According to the bill, these fees will be immediately distributed to the appropriate channels. “The clerk shall promptly charge the processing fee collected in advance… to the Mayor and the Attorney General, and the amount of the processing fee immediately after its receipt shall be transferred in equal proportions to the Attorney General’s Office and the Public Money of the Mayor,” the bill states.
HB-286 is currently going through the Senate. On May 24, it was read by title and placed in the almanac for a second reading, followed by a second reading on May 25 and referral to Judiciary Committee c.
Another Louisiana bill passed in committee on May 23. According to Rep. Mandy Landry, House Bill 351 Through the Committee on Labor and Industrial Relations, which is notorious for making it difficult to pass bills. “Nothing takes it out of commission here,” Landry said, according Fox 8. “Not a minimum wage, not a job protection… It’s really hard.” The bill seeks to protect employees with medical cannabis cards by providing them with unemployment benefits if they are fired due to a positive cannabis test.
HB-351 passed by a vote of 6-5, but the opposition has expressed concern about employers’ liability if an employee is under the influence of cannabis while on the clock. One member said the bill was not the right solution, arguing that it should be “very vetted over a good amount of time”.
Landry responded that a solution was needed now. Medical marijuana is legal. Landry said. “Everyone has the right to question their employers or the state and say, ‘Why would I lose my job because I used something legal?'” “This is a problem created by the state.”

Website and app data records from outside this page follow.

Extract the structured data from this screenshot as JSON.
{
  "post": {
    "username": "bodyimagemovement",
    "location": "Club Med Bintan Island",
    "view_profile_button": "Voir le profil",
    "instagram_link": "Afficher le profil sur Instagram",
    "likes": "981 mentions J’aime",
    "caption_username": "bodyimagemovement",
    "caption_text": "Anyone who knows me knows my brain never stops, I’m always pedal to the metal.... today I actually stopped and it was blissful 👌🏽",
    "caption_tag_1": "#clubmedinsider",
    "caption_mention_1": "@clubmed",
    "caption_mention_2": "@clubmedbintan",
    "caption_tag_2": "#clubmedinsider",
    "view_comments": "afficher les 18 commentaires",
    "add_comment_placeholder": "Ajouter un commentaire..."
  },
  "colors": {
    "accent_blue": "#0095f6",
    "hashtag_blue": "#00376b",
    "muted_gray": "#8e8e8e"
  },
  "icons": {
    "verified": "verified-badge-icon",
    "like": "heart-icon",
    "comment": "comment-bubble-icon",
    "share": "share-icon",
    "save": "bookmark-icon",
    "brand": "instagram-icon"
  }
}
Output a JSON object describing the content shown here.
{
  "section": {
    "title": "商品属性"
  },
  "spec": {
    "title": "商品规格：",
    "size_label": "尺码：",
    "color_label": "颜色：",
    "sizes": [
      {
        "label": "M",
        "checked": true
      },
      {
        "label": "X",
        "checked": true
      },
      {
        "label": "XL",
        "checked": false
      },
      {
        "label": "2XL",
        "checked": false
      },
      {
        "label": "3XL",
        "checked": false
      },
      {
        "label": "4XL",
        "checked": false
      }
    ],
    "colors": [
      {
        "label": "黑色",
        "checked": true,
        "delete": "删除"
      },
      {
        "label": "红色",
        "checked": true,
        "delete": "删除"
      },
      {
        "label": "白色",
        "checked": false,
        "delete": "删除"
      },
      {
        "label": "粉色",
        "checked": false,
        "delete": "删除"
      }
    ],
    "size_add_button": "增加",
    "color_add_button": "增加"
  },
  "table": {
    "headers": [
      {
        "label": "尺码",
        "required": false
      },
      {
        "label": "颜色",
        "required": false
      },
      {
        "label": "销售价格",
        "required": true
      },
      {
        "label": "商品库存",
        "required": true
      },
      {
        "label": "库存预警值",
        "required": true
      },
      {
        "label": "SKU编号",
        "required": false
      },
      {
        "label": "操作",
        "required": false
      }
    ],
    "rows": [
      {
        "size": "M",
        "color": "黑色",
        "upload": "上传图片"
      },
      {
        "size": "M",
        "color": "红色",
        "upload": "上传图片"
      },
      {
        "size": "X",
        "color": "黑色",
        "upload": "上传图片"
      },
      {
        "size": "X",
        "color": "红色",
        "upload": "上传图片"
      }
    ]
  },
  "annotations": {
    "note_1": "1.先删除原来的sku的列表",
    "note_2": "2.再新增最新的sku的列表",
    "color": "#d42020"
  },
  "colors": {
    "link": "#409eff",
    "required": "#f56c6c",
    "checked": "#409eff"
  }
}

In April, two Sens. Stewart Cathy and Sen. Jay Morris claimed they were misled when they voted to approve Senate Bill 219. “In the last session, we inadvertently created a recreational market for THC in Louisiana,” he said. He said a lot. “The legislature was not intended to authorize a statewide flood of the unregulated THC psychoactive drug market.”
“If we want to legitimize [recreational THC]It must be done openly and honestly, which has not been done,” Morris explained. “It was sold to the legislature as if we don’t allow psychoactive substances.” HB-351 has not moved forward since Cathy and Morris made these statements.
The decriminalization of cannabis in Louisiana went into effect along with 250 other laws in August 2021. Director of Policy and Advocacy for Louisiana Progress, Peter Robins Brown He explained his hope for the future. “Decriminalizing marijuana will make a real difference to the lives of people in our state,” said Robbins-Brown. “It is an important first step in modernizing marijuana policy in Louisiana, and it is another milestone in the ongoing effort to address the prison crisis, which has trapped so many people in a cycle of poverty and incarceration. Now is the time to make sure that everyone knows their rights under this new law, and that law enforcement officers Law enforcement understand how to properly implement it.”